_About this exercise:_ Check each line of the listing, and copy it if it contains the word "amount".

_Data:_
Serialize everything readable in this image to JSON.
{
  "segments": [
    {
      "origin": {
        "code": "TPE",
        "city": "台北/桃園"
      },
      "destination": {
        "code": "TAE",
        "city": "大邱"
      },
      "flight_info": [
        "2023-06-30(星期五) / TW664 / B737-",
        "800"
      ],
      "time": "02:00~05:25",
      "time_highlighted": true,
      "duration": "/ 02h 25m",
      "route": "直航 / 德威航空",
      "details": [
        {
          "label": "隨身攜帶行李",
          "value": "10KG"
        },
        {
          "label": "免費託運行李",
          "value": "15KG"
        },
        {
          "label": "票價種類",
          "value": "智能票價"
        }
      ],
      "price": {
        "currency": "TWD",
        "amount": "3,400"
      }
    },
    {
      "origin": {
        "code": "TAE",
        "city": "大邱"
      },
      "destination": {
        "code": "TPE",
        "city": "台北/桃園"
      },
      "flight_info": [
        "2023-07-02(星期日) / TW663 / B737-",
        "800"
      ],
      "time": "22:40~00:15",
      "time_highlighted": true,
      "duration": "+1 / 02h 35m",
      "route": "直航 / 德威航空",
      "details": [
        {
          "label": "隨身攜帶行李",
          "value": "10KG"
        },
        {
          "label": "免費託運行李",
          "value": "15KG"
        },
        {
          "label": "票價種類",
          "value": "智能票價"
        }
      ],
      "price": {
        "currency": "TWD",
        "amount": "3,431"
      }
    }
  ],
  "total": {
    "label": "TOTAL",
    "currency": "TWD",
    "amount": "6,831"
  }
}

_Completed exercise:_
        "amount": "3,400"
        "amount": "3,431"
    "amount": "6,831"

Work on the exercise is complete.